▶ Work to complete: Scan the entries below and return each line that contains "WorkingDir".

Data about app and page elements
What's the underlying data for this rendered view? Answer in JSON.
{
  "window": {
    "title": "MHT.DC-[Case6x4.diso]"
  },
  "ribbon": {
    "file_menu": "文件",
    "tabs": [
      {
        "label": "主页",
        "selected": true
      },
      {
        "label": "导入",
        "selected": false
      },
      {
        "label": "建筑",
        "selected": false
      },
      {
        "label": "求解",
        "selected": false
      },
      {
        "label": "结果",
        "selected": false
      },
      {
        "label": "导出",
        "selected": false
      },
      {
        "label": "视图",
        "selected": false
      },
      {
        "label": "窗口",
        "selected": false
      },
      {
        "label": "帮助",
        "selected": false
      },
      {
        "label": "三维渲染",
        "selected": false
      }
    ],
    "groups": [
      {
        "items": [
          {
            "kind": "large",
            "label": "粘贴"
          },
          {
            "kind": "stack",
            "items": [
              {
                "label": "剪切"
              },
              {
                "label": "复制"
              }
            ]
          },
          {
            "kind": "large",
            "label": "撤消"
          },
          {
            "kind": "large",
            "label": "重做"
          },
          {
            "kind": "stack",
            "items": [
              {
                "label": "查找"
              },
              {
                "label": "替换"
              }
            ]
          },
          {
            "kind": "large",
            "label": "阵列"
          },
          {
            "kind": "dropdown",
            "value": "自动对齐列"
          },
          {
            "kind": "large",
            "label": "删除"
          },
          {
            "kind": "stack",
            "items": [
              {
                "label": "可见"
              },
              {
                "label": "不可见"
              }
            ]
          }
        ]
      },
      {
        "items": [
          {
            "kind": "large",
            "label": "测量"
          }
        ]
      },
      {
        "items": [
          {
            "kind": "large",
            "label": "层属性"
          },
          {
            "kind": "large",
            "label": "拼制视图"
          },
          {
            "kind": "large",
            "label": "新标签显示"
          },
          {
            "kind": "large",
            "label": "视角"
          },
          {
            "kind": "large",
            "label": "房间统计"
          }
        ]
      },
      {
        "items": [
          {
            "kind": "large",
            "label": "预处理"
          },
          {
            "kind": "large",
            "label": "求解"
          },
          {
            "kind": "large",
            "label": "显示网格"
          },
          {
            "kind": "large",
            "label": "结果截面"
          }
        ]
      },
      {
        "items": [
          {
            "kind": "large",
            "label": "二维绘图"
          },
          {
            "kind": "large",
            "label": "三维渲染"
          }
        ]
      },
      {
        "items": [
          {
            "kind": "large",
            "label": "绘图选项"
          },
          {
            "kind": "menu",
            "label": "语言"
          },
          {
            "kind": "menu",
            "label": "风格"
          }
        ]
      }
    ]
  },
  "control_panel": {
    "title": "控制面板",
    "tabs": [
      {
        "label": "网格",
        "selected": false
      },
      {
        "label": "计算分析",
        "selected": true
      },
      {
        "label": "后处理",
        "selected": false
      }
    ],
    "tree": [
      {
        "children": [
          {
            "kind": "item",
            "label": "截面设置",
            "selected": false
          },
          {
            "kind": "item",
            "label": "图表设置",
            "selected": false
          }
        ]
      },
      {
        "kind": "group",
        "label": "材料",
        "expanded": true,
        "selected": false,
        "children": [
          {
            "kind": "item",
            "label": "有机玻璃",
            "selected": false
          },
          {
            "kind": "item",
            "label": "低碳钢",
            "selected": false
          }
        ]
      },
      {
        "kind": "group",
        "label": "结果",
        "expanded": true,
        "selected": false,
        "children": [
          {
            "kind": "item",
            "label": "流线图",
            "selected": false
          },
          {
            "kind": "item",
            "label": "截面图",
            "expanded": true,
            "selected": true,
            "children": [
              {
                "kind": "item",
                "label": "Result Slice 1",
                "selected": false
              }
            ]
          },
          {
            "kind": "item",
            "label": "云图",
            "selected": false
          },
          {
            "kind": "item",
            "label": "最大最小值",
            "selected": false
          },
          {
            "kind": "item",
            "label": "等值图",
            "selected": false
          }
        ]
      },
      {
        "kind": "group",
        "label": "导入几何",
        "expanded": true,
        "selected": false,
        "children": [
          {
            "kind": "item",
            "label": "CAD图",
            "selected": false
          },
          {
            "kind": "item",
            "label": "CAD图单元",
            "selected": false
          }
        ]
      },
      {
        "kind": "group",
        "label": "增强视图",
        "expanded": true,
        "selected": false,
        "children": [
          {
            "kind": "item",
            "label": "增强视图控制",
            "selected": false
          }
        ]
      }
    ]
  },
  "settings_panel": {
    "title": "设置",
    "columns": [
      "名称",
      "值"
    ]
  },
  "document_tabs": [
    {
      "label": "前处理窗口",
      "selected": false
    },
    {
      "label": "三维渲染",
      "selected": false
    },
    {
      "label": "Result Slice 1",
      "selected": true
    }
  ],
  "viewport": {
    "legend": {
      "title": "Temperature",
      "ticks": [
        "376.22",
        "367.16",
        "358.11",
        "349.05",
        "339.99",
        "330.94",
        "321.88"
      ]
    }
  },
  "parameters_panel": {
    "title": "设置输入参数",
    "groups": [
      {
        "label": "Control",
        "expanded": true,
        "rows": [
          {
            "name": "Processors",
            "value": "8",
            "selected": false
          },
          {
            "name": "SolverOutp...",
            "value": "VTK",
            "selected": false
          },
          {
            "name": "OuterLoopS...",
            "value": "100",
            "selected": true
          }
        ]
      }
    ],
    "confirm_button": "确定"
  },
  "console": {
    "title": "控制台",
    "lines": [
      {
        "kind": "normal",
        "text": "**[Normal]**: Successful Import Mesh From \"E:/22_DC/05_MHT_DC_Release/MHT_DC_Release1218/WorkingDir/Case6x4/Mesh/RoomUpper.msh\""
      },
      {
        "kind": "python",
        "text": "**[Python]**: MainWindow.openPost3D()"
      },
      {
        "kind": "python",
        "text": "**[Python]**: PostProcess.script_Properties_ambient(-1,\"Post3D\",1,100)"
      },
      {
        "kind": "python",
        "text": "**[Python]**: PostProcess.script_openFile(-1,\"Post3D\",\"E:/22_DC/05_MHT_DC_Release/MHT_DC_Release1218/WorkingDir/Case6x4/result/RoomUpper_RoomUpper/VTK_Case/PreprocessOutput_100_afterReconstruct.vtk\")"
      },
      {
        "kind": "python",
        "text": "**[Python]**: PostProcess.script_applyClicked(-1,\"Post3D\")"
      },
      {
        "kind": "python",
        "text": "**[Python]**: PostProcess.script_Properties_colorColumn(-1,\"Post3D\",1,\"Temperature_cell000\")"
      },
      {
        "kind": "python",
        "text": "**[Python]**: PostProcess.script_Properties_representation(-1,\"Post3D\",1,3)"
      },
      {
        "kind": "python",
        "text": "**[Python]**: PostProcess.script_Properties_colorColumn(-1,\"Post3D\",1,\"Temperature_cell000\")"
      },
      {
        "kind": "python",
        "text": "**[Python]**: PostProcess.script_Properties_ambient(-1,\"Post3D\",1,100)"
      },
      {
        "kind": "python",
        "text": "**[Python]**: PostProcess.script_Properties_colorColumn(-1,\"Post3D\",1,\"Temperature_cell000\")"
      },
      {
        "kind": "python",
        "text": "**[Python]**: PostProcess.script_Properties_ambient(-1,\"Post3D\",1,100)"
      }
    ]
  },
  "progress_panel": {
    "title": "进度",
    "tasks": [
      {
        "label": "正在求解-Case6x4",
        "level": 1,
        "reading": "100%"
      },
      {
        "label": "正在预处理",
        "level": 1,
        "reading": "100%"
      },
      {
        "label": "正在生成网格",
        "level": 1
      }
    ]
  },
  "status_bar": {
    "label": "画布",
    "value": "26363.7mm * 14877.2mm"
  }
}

▶ Answer to this problem:
        "text": "**[Normal]**: Successful Import Mesh From \"E:/22_DC/05_MHT_DC_Release/MHT_DC_Release1218/WorkingDir/Case6x4/Mesh/RoomUpper.msh\""
        "text": "**[Python]**: PostProcess.script_openFile(-1,\"Post3D\",\"E:/22_DC/05_MHT_DC_Release/MHT_DC_Release1218/WorkingDir/Case6x4/result/RoomUpper_RoomUpper/VTK_Case/PreprocessOutput_100_afterReconstruct.vtk\")"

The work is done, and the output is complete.